The fountain of youth

Would you like to live forever? Immortality may be a little extreme, but many people would jump at the chance to live longer with fewer infirmities. There are good ways to increase the likelihood of a long, healthy life — diet and exercise, anyone? — but scientists have yet to come up with a way of pushing life expectancies over 100.

The most intriguing life-lengthener so far is calorie restriction. Animal studies over the last three decades have found that cutting daily calorie intake significantly increases lifespan. And the older animals seem younger and healthier than their unrestricted counterparts.

Studies in primates are ongoing, so it's not yet known if humans could benefit from restricting calories below the recommended amount. And anyway, a life of hunger hardly counts as a magic bullet. Now, scientists are researching the genetic changes that happen in calorie-restricted animals, looking for a way to mimic those changes in humans with pharmaceuticals.

Love potion

Imagine cutting through the pesky world of wining, dining and actually having to be nice to someone to win his or her heart. Love potions have entered the realm of pseudoscience thanks to the discovery of oxytocin, a hormone important for monogamy and pair-bonding.

Online, retailers sell products like "liquid trust," a spray purported to contain oxytocin that is supposed to make co-workers, family members and potential romantic partners feel warm and fuzzy toward you.

Yeah, right.

While oxytocin is no doubt important in making us feel close to one another, it is not an "indiscriminate love drug," according to University of Amsterdam psychologist Carsten K.W. de Dreu. Research has shown that oxytocin has a dark side: It can make us feel less trusting of people we perceive to be outside of our social sphere, for example. The hormone also does nothing to increase trust in someone you know to be unreliable. In other words, we aren't slaves to our hormones — or to supposed magic potions.

Stephanie Pappas
Live Science Contributor

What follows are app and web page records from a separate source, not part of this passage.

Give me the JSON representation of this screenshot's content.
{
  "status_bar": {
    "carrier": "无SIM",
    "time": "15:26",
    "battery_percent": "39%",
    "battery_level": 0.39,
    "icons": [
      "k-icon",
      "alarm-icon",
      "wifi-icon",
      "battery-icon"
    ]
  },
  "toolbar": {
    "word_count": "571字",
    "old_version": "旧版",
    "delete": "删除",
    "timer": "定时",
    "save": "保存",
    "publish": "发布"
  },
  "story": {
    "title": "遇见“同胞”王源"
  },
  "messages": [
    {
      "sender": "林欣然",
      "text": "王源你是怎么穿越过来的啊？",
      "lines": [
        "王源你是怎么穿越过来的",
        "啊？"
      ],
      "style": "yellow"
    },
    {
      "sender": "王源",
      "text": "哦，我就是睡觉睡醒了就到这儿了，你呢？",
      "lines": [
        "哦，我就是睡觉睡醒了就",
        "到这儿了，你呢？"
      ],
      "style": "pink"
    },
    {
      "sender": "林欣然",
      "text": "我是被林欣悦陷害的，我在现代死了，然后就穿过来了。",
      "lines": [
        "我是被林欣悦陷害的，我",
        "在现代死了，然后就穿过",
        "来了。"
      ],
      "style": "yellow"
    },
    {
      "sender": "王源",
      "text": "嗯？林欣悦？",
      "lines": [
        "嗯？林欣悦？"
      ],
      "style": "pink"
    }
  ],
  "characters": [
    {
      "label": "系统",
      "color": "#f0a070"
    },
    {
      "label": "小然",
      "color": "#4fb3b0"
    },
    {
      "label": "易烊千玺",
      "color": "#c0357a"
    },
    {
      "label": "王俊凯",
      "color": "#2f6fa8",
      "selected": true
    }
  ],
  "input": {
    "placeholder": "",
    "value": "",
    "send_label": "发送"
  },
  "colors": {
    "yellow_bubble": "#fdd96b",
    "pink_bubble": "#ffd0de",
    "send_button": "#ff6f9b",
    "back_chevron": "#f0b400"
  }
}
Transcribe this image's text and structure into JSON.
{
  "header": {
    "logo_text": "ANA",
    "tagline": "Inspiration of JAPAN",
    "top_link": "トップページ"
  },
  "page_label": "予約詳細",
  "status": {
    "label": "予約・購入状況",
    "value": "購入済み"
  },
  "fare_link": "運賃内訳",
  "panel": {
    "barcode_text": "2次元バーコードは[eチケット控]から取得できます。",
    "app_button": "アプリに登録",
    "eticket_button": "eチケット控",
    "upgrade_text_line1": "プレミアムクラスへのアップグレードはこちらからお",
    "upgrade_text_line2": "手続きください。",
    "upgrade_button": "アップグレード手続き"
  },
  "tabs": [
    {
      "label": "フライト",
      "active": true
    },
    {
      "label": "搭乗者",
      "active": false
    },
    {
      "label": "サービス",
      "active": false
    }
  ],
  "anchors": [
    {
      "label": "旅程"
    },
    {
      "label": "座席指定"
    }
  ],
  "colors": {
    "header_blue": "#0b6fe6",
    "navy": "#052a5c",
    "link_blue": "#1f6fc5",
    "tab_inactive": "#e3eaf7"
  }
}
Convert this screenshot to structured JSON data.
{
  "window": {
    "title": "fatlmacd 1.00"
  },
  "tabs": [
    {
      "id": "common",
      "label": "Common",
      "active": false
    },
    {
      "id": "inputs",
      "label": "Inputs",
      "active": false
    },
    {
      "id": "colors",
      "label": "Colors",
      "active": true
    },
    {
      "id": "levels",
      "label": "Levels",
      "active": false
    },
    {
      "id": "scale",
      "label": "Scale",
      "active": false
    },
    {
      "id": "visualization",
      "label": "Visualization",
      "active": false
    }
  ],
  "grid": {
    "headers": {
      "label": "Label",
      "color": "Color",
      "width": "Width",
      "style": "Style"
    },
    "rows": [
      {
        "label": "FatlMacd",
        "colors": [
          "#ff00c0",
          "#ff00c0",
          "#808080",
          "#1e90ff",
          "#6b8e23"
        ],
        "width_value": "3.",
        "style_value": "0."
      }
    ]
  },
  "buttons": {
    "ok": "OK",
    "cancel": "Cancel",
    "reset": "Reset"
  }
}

Stephanie Pappas is a contributing writer for Live Science, covering topics ranging from geoscience to archaeology to the human brain and behavior. She was previously a senior writer for Live Science but is now a freelancer based in Denver, Colorado, and regularly contributes to Scientific American and The Monitor, the monthly magazine of the American Psychological Association. Stephanie received a bachelor's degree in psychology from the University of South Carolina and a graduate certificate in science communication from the University of California, Santa Cruz.